## Given data:

/---

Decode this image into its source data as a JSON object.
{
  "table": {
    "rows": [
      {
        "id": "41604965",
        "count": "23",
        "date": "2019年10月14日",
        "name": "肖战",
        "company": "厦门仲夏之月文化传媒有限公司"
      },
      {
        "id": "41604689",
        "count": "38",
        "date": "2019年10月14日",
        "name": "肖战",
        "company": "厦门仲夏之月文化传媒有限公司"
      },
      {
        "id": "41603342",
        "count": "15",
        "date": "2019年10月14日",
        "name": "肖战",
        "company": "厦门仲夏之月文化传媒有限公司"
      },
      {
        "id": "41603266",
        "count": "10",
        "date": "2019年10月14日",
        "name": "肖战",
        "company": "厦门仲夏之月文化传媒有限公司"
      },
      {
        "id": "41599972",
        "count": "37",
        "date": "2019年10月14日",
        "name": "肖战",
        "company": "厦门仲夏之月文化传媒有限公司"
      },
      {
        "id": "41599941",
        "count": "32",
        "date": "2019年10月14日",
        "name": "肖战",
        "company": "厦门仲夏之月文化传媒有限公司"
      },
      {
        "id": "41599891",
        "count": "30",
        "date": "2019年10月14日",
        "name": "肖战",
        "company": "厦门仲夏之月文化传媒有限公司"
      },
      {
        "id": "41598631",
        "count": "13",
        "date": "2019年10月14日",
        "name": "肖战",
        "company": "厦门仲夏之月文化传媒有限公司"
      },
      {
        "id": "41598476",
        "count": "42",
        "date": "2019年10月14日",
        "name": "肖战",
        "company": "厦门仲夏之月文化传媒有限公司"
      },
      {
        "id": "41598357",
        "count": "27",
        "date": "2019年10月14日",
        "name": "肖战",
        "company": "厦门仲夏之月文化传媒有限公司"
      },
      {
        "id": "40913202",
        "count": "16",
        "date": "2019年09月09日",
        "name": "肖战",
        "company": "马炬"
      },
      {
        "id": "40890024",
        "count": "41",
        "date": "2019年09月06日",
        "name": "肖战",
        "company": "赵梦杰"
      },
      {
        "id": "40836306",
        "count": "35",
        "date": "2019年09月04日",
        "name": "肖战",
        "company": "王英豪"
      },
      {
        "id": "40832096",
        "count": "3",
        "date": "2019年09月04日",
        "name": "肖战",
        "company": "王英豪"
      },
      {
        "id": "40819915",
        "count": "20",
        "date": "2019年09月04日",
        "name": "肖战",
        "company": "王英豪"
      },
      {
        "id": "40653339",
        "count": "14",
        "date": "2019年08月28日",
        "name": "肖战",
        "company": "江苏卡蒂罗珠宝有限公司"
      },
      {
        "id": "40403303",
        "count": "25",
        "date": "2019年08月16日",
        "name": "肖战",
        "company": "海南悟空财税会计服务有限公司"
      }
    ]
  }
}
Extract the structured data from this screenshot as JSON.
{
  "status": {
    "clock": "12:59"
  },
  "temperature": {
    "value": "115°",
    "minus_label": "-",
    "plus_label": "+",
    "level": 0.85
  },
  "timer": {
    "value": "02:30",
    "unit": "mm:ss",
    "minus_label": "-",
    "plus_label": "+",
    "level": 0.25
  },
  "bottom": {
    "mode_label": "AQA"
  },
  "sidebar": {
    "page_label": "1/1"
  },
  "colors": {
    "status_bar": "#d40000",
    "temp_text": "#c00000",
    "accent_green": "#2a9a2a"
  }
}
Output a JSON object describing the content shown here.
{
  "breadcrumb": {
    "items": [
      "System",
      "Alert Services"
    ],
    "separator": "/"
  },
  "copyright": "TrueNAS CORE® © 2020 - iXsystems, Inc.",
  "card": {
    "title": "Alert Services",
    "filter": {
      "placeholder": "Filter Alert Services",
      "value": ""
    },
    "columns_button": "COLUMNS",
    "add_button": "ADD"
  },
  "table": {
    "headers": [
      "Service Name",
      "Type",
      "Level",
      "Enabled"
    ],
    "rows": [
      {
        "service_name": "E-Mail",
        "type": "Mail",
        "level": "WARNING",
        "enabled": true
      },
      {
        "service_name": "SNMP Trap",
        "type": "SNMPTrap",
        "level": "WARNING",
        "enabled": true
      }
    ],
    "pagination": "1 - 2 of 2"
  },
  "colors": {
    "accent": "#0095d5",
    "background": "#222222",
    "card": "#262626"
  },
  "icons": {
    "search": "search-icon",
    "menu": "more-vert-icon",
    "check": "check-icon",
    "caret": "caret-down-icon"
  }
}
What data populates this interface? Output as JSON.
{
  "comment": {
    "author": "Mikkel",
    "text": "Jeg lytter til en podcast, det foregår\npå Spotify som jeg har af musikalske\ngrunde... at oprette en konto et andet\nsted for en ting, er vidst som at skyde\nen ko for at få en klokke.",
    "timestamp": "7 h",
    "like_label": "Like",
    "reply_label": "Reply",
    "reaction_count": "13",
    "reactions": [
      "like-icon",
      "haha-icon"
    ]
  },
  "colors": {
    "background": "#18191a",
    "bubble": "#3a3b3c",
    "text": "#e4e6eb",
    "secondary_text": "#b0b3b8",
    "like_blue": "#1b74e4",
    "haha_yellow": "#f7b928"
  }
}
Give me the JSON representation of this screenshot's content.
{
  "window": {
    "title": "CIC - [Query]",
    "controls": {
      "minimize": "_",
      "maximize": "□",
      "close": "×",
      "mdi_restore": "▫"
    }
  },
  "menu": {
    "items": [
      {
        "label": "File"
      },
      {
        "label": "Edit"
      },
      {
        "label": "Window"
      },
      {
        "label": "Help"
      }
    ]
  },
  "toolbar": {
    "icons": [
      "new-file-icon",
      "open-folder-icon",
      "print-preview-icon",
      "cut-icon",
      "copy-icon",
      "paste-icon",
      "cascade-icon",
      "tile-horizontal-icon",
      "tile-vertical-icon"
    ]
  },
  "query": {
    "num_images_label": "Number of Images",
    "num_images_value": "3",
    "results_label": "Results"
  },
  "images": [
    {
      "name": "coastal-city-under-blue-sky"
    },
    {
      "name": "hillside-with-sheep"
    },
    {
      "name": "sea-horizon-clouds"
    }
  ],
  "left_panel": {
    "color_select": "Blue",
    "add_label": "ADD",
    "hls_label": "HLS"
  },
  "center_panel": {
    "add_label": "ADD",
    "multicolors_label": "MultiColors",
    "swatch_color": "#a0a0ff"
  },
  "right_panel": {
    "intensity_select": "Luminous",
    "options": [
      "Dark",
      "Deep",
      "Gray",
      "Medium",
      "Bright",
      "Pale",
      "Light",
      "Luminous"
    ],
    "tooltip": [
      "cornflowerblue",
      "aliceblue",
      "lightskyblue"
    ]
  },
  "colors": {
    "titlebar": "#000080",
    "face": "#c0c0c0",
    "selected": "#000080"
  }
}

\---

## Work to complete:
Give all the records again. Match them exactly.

## Your response:
Decode this image into its source data as a JSON object.
{
  "table": {
    "rows": [
      {
        "id": "41604965",
        "count": "23",
        "date": "2019年10月14日",
        "name": "肖战",
        "company": "厦门仲夏之月文化传媒有限公司"
      },
      {
        "id": "41604689",
        "count": "38",
        "date": "2019年10月14日",
        "name": "肖战",
        "company": "厦门仲夏之月文化传媒有限公司"
      },
      {
        "id": "41603342",
        "count": "15",
        "date": "2019年10月14日",
        "name": "肖战",
        "company": "厦门仲夏之月文化传媒有限公司"
      },
      {
        "id": "41603266",
        "count": "10",
        "date": "2019年10月14日",
        "name": "肖战",
        "company": "厦门仲夏之月文化传媒有限公司"
      },
      {
        "id": "41599972",
        "count": "37",
        "date": "2019年10月14日",
        "name": "肖战",
        "company": "厦门仲夏之月文化传媒有限公司"
      },
      {
        "id": "41599941",
        "count": "32",
        "date": "2019年10月14日",
        "name": "肖战",
        "company": "厦门仲夏之月文化传媒有限公司"
      },
      {
        "id": "41599891",
        "count": "30",
        "date": "2019年10月14日",
        "name": "肖战",
        "company": "厦门仲夏之月文化传媒有限公司"
      },
      {
        "id": "41598631",
        "count": "13",
        "date": "2019年10月14日",
        "name": "肖战",
        "company": "厦门仲夏之月文化传媒有限公司"
      },
      {
        "id": "41598476",
        "count": "42",
        "date": "2019年10月14日",
        "name": "肖战",
        "company": "厦门仲夏之月文化传媒有限公司"
      },
      {
        "id": "41598357",
        "count": "27",
        "date": "2019年10月14日",
        "name": "肖战",
        "company": "厦门仲夏之月文化传媒有限公司"
      },
      {
        "id": "40913202",
        "count": "16",
        "date": "2019年09月09日",
        "name": "肖战",
        "company": "马炬"
      },
      {
        "id": "40890024",
        "count": "41",
        "date": "2019年09月06日",
        "name": "肖战",
        "company": "赵梦杰"
      },
      {
        "id": "40836306",
        "count": "35",
        "date": "2019年09月04日",
        "name": "肖战",
        "company": "王英豪"
      },
      {
        "id": "40832096",
        "count": "3",
        "date": "2019年09月04日",
        "name": "肖战",
        "company": "王英豪"
      },
      {
        "id": "40819915",
        "count": "20",
        "date": "2019年09月04日",
        "name": "肖战",
        "company": "王英豪"
      },
      {
        "id": "40653339",
        "count": "14",
        "date": "2019年08月28日",
        "name": "肖战",
        "company": "江苏卡蒂罗珠宝有限公司"
      },
      {
        "id": "40403303",
        "count": "25",
        "date": "2019年08月16日",
        "name": "肖战",
        "company": "海南悟空财税会计服务有限公司"
      }
    ]
  }
}
Extract the structured data from this screenshot as JSON.
{
  "status": {
    "clock": "12:59"
  },
  "temperature": {
    "value": "115°",
    "minus_label": "-",
    "plus_label": "+",
    "level": 0.85
  },
  "timer": {
    "value": "02:30",
    "unit": "mm:ss",
    "minus_label": "-",
    "plus_label": "+",
    "level": 0.25
  },
  "bottom": {
    "mode_label": "AQA"
  },
  "sidebar": {
    "page_label": "1/1"
  },
  "colors": {
    "status_bar": "#d40000",
    "temp_text": "#c00000",
    "accent_green": "#2a9a2a"
  }
}
Output a JSON object describing the content shown here.
{
  "breadcrumb": {
    "items": [
      "System",
      "Alert Services"
    ],
    "separator": "/"
  },
  "copyright": "TrueNAS CORE® © 2020 - iXsystems, Inc.",
  "card": {
    "title": "Alert Services",
    "filter": {
      "placeholder": "Filter Alert Services",
      "value": ""
    },
    "columns_button": "COLUMNS",
    "add_button": "ADD"
  },
  "table": {
    "headers": [
      "Service Name",
      "Type",
      "Level",
      "Enabled"
    ],
    "rows": [
      {
        "service_name": "E-Mail",
        "type": "Mail",
        "level": "WARNING",
        "enabled": true
      },
      {
        "service_name": "SNMP Trap",
        "type": "SNMPTrap",
        "level": "WARNING",
        "enabled": true
      }
    ],
    "pagination": "1 - 2 of 2"
  },
  "colors": {
    "accent": "#0095d5",
    "background": "#222222",
    "card": "#262626"
  },
  "icons": {
    "search": "search-icon",
    "menu": "more-vert-icon",
    "check": "check-icon",
    "caret": "caret-down-icon"
  }
}
What data populates this interface? Output as JSON.
{
  "comment": {
    "author": "Mikkel",
    "text": "Jeg lytter til en podcast, det foregår\npå Spotify som jeg har af musikalske\ngrunde... at oprette en konto et andet\nsted for en ting, er vidst som at skyde\nen ko for at få en klokke.",
    "timestamp": "7 h",
    "like_label": "Like",
    "reply_label": "Reply",
    "reaction_count": "13",
    "reactions": [
      "like-icon",
      "haha-icon"
    ]
  },
  "colors": {
    "background": "#18191a",
    "bubble": "#3a3b3c",
    "text": "#e4e6eb",
    "secondary_text": "#b0b3b8",
    "like_blue": "#1b74e4",
    "haha_yellow": "#f7b928"
  }
}
Give me the JSON representation of this screenshot's content.
{
  "window": {
    "title": "CIC - [Query]",
    "controls": {
      "minimize": "_",
      "maximize": "□",
      "close": "×",
      "mdi_restore": "▫"
    }
  },
  "menu": {
    "items": [
      {
        "label": "File"
      },
      {
        "label": "Edit"
      },
      {
        "label": "Window"
      },
      {
        "label": "Help"
      }
    ]
  },
  "toolbar": {
    "icons": [
      "new-file-icon",
      "open-folder-icon",
      "print-preview-icon",
      "cut-icon",
      "copy-icon",
      "paste-icon",
      "cascade-icon",
      "tile-horizontal-icon",
      "tile-vertical-icon"
    ]
  },
  "query": {
    "num_images_label": "Number of Images",
    "num_images_value": "3",
    "results_label": "Results"
  },
  "images": [
    {
      "name": "coastal-city-under-blue-sky"
    },
    {
      "name": "hillside-with-sheep"
    },
    {
      "name": "sea-horizon-clouds"
    }
  ],
  "left_panel": {
    "color_select": "Blue",
    "add_label": "ADD",
    "hls_label": "HLS"
  },
  "center_panel": {
    "add_label": "ADD",
    "multicolors_label": "MultiColors",
    "swatch_color": "#a0a0ff"
  },
  "right_panel": {
    "intensity_select": "Luminous",
    "options": [
      "Dark",
      "Deep",
      "Gray",
      "Medium",
      "Bright",
      "Pale",
      "Light",
      "Luminous"
    ],
    "tooltip": [
      "cornflowerblue",
      "aliceblue",
      "lightskyblue"
    ]
  },
  "colors": {
    "titlebar": "#000080",
    "face": "#c0c0c0",
    "selected": "#000080"
  }
}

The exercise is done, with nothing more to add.